After our successful outing to O'Leno State Park in January, I decided to join Mom and Ross on another camping trip. We were interested in trying the campground at Florida Caverns State Park; however, the Blue Hole camping area is closed for renovations from 15 March through 15 July 2010.
We instead made plans for the Memorial Day holiday weekend at the nearby Three Rivers State Park. The thirty-site camping area proved to be ideal and rather private, considering our proximity to another site, the Lakeside Trail and the small road to the campground boat ramp—which turned out to be a concrete slab suitable for small watercraft only.
There is not too much to do at Three Rivers, but it was perfect for what I wanted. The Lakeside Trail, starting behind our campsite three, offered a pleasant and mild hike through the woods and up to Lake Seminole in parts. There is also a wooden fishing pier on Lake Seminole, which was nice to visit numerous times per day.
While not exotic, we did encounter several species of wildlife including white-tailed deer, armadillos, cardinals, loud frogs and one juvenile rough green snake. Most of all I enjoyed spending time with my family while sitting next to our campfire, drinking Tusker beer from Kenya, far from the lights of civilization.
On Sunday, the second day of the trip, we drove to Florida Caverns to take the tour and explore the area. Ironically, our guide was Park Ranger Frank with whom I last toured the cave. It was nice although I was spoiled by the last visit—there were twenty other people with us this time. Afterward, we hiked the Bluff Trail and walked through the Tunnel Cave, a one-hundred-foot passage through a section of the bluff, before heading back to Three Rivers.
Though typical for the area this time of year, the weather was not particularly ideal. Periods of strong thunderstorms did nothing more than muddy the paths and campsite. The heat and humidity coupled with voracious mosquitoes made our usually leisurely hikes along the trails a bit uncomfortable.
Despite all that, we made the best of our situation and the weekend was an overall success. I am not sure when we will be able to plan another camping trip but I am looking forward to it. Possible destinations include the popular Paynes Prairie Preserve State Park if we can manage to reserve a campsite and Suwannee River State Park.

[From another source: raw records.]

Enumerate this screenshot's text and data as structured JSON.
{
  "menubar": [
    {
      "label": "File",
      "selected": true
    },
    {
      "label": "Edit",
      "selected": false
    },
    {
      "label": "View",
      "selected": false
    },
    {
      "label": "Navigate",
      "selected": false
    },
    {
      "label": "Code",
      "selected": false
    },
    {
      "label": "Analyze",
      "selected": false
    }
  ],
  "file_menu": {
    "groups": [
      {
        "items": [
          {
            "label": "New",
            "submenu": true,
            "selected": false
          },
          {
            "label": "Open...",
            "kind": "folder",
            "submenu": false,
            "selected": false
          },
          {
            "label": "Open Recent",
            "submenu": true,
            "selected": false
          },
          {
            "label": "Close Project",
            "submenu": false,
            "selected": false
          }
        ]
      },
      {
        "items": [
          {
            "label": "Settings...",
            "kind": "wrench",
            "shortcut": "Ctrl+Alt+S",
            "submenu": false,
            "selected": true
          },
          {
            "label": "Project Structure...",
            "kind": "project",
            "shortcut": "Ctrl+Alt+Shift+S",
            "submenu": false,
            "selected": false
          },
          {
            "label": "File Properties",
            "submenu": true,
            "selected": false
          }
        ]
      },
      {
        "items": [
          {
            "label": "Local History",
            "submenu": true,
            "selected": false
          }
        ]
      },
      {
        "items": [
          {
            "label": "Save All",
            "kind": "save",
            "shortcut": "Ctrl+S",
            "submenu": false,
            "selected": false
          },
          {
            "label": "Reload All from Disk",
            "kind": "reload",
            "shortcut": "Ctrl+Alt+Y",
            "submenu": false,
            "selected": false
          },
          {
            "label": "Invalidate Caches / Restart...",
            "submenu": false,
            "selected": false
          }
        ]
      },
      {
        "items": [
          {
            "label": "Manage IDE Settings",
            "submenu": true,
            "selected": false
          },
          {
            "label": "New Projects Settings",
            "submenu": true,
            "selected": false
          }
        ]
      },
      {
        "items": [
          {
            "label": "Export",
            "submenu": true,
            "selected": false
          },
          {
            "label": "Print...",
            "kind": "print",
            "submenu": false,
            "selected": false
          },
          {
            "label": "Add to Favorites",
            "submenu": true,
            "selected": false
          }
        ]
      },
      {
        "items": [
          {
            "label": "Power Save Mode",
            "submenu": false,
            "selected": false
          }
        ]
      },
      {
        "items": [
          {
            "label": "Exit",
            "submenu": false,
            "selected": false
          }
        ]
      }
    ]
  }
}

|5 Comments||The Camping Trip II | http://mtsutro.org?p=940|
Personal Photography Travel